Re: Siemiatycze in Robert Strumwasser's post 4, NOV 2000.

. . . I recently received >from NARA a copy of a cousin's letter to
the US State Dept. enquiring about the welfare of her relatives in
Poland, dated Oct. 16, 1939. To give some vague sense as to how
terrifying it must have been for everyone involved, the State Dept.
noted on the original letter that while Siedlce and Biala Podlaska were
under German control, Siemiatycze, less than 30 miles away, was
controlled by the Soviets.
Please note: The Germans initially occupied Siemiatycze on 10 September
1939. This was ten days after the invasion of Poland. Rosh Hashana, that
year, fell on 14 September. They stayed for twelve days, until they ceded
control to the Soviets on Succoth 15 Tishri/Thursday, 28 September. In
June, 1940 Germany violated the alliance treaty with USSR. They bombarded
Siemiatycze and retook the entire area. By 1942, Siemiatycze Jews along
with others >from the district were in the deportation ghetto established
near the cemetery ("intambrik" hinter dem brik/across the bridge) on the
east bank of the Kamianka River that runs through the town. It took only
two days with trains running 24 hours daily to transport virtually all of
the ghetto Jews to Treblinka. There were two camps there - an
extermination center and a smaller labor camp with fewer than a thousand
guarded by Germans and Ukrainians. No one escaped >from the death camp. A
few Jews escaped >from the labor camp (among them Sol Kuperhand who, with
his wife Miriam, has written of their wartime experience). A dozen or
more are known to have jumped off the inbound trains. Most of these
escapees survived in the forests with others who had avoided being sent to
the ghetto. Over the years, I've met some of the fewer than four dozen who
survived the war. They endured with the aid of righteous gentiles and
their own wits. They had to fight off hostile Poles as well as the Polish
Home (underground) Army who were not friends to the Jews in that area.

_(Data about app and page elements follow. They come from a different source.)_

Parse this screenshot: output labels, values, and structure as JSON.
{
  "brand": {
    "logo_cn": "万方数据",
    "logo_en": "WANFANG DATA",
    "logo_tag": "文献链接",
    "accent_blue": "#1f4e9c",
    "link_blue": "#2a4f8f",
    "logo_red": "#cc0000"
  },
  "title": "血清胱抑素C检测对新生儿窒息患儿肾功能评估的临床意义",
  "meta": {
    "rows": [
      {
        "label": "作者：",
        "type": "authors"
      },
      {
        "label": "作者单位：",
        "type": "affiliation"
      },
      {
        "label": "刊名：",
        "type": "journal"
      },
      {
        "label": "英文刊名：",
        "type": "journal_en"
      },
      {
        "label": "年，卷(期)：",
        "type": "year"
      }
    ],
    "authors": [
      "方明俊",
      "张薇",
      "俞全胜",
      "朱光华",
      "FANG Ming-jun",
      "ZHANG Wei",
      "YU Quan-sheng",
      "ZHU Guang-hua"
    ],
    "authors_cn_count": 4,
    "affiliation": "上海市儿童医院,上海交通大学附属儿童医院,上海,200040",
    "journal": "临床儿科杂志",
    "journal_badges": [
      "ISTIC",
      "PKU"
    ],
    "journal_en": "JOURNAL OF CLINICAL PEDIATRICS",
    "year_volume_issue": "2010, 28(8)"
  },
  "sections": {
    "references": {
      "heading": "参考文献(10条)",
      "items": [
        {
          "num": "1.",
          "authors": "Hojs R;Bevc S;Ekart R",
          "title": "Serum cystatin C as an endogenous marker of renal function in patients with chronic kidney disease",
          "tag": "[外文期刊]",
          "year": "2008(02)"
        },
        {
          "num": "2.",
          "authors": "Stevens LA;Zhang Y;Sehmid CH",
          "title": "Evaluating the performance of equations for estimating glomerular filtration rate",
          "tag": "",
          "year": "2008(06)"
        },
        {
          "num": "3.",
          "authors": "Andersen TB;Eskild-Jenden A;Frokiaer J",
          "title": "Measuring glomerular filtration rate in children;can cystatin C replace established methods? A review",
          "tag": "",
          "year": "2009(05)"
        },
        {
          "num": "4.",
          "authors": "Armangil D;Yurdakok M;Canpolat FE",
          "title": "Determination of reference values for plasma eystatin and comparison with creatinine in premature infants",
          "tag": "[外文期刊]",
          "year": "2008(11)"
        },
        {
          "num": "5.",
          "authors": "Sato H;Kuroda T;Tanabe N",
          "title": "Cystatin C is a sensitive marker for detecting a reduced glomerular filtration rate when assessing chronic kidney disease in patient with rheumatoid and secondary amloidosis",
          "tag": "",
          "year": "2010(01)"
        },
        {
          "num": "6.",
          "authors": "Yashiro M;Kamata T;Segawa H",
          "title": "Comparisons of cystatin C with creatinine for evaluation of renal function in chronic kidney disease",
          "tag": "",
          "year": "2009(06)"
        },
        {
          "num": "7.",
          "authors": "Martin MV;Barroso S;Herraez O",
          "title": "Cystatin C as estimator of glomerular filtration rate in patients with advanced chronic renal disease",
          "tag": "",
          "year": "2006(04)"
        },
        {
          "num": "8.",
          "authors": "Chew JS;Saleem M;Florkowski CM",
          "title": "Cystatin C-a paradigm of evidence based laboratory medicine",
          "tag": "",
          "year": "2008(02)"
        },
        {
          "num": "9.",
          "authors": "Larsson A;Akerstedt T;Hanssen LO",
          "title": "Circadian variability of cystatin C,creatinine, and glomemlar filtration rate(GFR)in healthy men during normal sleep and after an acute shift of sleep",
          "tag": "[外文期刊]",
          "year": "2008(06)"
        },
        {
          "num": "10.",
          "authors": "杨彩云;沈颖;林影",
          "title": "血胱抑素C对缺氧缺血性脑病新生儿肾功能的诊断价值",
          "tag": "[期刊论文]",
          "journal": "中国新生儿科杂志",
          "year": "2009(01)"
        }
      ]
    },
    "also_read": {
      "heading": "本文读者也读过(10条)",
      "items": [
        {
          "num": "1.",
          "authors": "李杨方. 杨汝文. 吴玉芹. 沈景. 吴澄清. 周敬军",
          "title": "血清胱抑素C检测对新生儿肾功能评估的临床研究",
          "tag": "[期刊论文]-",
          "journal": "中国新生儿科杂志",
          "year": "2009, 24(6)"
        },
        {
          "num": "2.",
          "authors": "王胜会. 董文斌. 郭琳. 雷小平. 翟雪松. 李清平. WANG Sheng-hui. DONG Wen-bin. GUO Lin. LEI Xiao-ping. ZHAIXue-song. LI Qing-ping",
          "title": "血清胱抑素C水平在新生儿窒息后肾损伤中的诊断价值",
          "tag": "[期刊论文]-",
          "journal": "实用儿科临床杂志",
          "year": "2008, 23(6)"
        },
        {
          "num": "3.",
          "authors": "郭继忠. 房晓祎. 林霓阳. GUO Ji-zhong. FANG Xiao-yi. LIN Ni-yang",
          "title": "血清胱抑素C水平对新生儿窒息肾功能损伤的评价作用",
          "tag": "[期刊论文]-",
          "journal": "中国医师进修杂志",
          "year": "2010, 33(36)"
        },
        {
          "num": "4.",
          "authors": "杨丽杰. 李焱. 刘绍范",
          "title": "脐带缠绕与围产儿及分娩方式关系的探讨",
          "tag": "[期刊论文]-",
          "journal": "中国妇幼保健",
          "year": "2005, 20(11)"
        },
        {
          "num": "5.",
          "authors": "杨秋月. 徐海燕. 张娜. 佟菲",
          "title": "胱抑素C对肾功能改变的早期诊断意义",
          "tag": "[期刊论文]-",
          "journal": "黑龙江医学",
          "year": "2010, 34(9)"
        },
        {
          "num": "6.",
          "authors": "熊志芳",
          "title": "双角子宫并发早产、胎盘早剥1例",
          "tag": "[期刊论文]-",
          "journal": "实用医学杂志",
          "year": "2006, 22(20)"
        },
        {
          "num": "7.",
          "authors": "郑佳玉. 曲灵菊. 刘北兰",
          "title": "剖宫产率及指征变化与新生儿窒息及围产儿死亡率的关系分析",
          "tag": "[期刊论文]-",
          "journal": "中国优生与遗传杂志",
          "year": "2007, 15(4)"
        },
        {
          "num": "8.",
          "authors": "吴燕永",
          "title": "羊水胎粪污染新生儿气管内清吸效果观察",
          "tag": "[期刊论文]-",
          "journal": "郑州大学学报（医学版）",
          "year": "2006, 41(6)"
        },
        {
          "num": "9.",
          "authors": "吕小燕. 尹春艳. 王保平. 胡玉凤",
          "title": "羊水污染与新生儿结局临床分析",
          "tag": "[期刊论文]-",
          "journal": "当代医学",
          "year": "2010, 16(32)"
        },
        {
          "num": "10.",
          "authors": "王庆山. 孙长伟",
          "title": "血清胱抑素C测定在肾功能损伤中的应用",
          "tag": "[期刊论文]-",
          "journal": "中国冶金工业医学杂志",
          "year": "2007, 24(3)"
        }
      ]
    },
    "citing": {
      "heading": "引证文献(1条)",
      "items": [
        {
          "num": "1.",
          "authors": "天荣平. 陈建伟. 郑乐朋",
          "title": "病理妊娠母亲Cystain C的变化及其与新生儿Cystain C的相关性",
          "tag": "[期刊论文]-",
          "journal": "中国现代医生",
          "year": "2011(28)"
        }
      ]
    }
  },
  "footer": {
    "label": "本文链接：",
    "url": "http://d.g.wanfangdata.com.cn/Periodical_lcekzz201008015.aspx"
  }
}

Miriam STRONGWATER [dob 1886] enquired about the following people:
2) her sister, Chaia GEIBER, her husband Josel, and their children:
Siemiatycze, Pow. Bielsk Ratusz 56, Poland
Of those killed by the Germans at Treblinka, the Semyatitsher Yizkorbuch
lists only Feygeh Gayber.

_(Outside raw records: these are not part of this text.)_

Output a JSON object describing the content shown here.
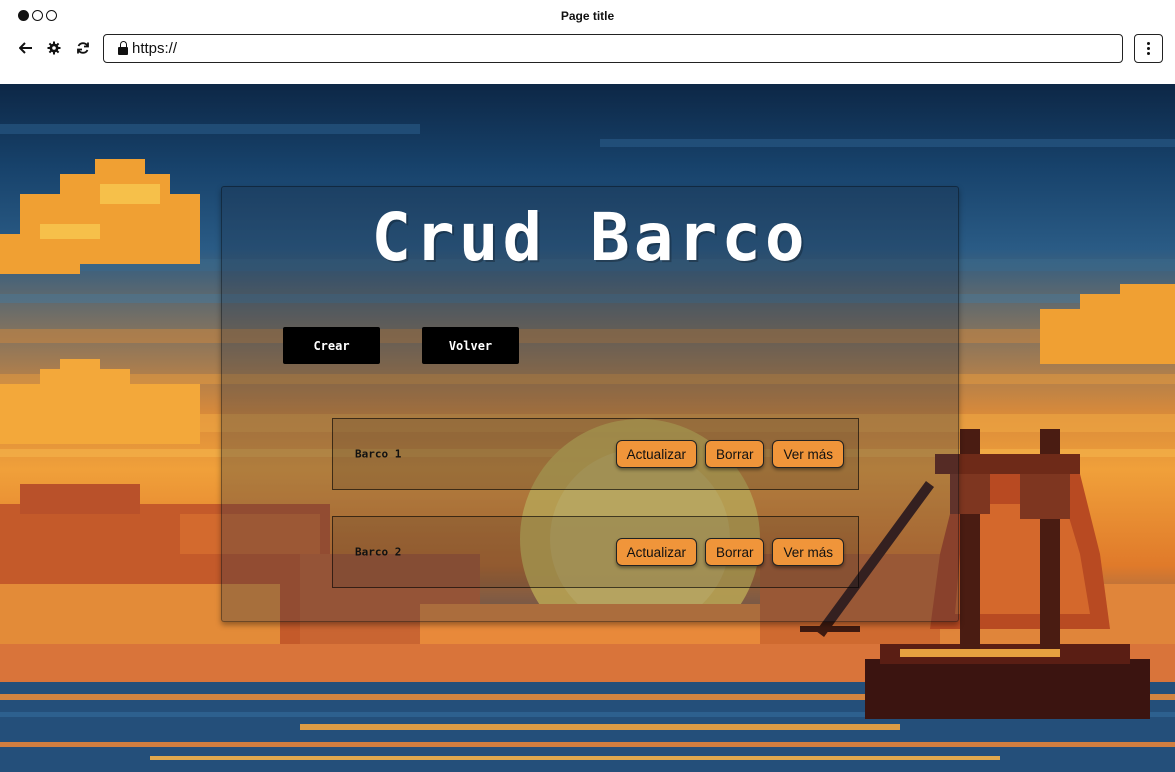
{
  "browser": {
    "title": "Page title",
    "url": "https://",
    "icons": [
      "back-arrow-icon",
      "settings-gear-icon",
      "reload-icon",
      "lock-icon",
      "kebab-menu-icon"
    ]
  },
  "app": {
    "title": "Crud Barco",
    "toolbar": {
      "create_label": "Crear",
      "back_label": "Volver"
    },
    "boats": [
      {
        "name": "Barco 1",
        "update_label": "Actualizar",
        "delete_label": "Borrar",
        "more_label": "Ver más"
      },
      {
        "name": "Barco 2",
        "update_label": "Actualizar",
        "delete_label": "Borrar",
        "more_label": "Ver más"
      }
    ]
  },
  "colors": {
    "action_button": "#f0953a",
    "primary_button": "#000000",
    "title_text": "#ffffff"
  }
}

David Cohen

Join to automatically receive all group messages.